Psychology likes to think of itself as a rigorous science. We like to think that we are employing the same scientific methodology that has proven to be so successful in the physical sciences. This book explains the ways in which we may be deluding ourselves, and promotes an agenda for change.
Psychologists, Chambers claims, are routinely torturing statistics until they give the desired outcome. This, along with publication bias, means that the textbooks are riddled with type 1 errors: false positives.
Also, the public can’t read the psychology that it has paid for. Have you ever clicked on a link to a psychology paper only to discover that the full text of the article is behind a paywall? The scandal is that we have already paid, via our taxes, for the article to be written, and now we are being asked to pay again to read it.
This book is going to be – or should be – really influential in the coming years. Put it high on your reading list if you plan on studying psychology at university.

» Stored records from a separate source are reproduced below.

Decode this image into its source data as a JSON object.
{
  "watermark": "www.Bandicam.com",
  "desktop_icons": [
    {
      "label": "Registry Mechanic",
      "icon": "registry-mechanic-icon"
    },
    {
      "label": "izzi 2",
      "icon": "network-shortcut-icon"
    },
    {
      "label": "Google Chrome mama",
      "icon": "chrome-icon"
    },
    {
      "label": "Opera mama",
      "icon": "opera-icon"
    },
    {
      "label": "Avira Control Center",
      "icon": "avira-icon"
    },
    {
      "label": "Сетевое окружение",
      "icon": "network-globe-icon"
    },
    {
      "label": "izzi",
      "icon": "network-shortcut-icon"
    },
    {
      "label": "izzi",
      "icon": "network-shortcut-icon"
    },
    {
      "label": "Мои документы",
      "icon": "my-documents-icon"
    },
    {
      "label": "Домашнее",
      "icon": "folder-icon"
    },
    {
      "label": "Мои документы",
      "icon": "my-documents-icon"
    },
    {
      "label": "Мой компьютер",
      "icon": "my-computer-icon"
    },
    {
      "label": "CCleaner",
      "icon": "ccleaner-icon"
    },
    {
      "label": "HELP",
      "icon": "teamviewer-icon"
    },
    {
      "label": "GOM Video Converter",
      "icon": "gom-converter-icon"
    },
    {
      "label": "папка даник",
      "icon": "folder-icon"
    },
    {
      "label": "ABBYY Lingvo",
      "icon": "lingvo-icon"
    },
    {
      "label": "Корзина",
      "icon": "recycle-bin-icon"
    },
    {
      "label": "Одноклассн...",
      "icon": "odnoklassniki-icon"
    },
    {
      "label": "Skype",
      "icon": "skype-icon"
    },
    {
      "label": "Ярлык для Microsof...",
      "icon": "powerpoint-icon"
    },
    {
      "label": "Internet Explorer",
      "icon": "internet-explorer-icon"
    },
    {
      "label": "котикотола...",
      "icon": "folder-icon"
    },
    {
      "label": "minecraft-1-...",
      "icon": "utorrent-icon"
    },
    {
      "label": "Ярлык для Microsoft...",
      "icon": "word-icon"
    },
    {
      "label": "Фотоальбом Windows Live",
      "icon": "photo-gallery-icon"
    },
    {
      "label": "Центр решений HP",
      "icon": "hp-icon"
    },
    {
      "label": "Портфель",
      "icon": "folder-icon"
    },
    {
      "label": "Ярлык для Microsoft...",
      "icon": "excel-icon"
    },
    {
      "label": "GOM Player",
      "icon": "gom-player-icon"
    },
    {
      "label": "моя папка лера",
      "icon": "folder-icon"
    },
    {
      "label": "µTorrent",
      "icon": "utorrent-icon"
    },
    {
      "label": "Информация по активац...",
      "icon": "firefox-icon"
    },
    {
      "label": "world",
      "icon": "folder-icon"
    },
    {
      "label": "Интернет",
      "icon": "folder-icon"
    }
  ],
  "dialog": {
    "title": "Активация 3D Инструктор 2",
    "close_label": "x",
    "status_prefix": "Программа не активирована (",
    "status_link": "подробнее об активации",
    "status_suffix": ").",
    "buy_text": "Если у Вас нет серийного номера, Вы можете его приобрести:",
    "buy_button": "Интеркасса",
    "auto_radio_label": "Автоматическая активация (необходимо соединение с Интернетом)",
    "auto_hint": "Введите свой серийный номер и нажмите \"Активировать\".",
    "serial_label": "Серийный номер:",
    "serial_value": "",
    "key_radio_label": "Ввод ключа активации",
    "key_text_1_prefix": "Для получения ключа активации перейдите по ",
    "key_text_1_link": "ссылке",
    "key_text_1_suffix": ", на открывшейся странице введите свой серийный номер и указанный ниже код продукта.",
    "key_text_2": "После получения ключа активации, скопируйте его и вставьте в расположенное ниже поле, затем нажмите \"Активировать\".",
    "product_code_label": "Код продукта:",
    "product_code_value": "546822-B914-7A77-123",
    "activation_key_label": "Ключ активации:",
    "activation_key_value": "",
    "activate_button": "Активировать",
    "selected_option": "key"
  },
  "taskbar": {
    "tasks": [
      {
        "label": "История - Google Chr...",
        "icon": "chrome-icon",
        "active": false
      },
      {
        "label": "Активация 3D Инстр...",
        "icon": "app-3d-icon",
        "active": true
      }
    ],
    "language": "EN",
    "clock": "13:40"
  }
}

Nick Chater believes that the “hidden depths” of the mind are illusory. If we perceive our actions to have motivation, or suppose ourselves to have beliefs and desires, then we are wrong. He holds that we generate our beliefs, values, and actions as we go along.
“Thoughts, like fiction, come into existence in the instant that they are invented and not a moment before. The sense that behaviour is merely the surface of a vast sea, immeasurably deep and teeming with inner motives, beliefs and desires is a conjuring trick played by our minds. The truth is not that the depths are empty, or even shallow, but that the mind is flat: the surface is all there is.”
This position rejects psychodynamic theory, and validates cognitive behavioural therapy which, in attempting to change behaviour and belief in the now, is attempting to manipulate something more fundamental that an imagined unconscious self.
Chater has written an entire book (The Mind is Flat: The Illusion of Mental Depth and The Improvised Mind) on this idea. This article for the Observer is a neat summary.
People have very high expectations of what psychology can tell us about terrorists. Politicians and security forces want us to identify a “terrorist personality”, so we can identify those who might be attracted to terrorism before they become active. In fact terrorists come in all psychological shapes and sizes. Just like there are musicians with different personalities, and police officers with different personalities, and shopkeepers with different personalities, so there are terrorists with many different personalities, and it is impossible to predict from a personality assessment whether or not someone is likely to become involved in terrorism.
One of the problems of research into terrorism is sampling. Terrorists do not typically volunteer for psychological investigations. Those that do tend to be in custody, and have long ago disengaged from terrorist behaviour.
Horgan argues that the psychology of terrorism is in fact pre-paradigmatic, and that psychologist should focus for the time being on accurate and precise descriptions of terrorist behaviour, rather than attempts at explanation.
This is a hard book, which is definitely aimed at an undergraduate level or above. It will reward those who want to persevere with some advanced reading. That said, there are some highly readable bits and pieces. The snippets of transcriptions of interview with terrorists are fascinating.
Mary Aiken describes herself as a “cyberpsychologist”. She has spent her career investigating the effect that continual exposure to internet-connected devices has on the human mind. She describes how the addictive nature of phones and computers leads to deviant sexual behaviour, risk-taking, and crime. She is a scientist, but she also believes that we should go beyond science in our understanding of the modern world, because the nature of social interaction is changing so fast that we have no time to wait for carefully controlled longitudinal studies.
“A great, important book – a must read” – Steven D. Levitt
“Fascinating and accessible” – Alexandra Frean, The Times.
“A social alarm bell” – Sunday Times, Books of the Year.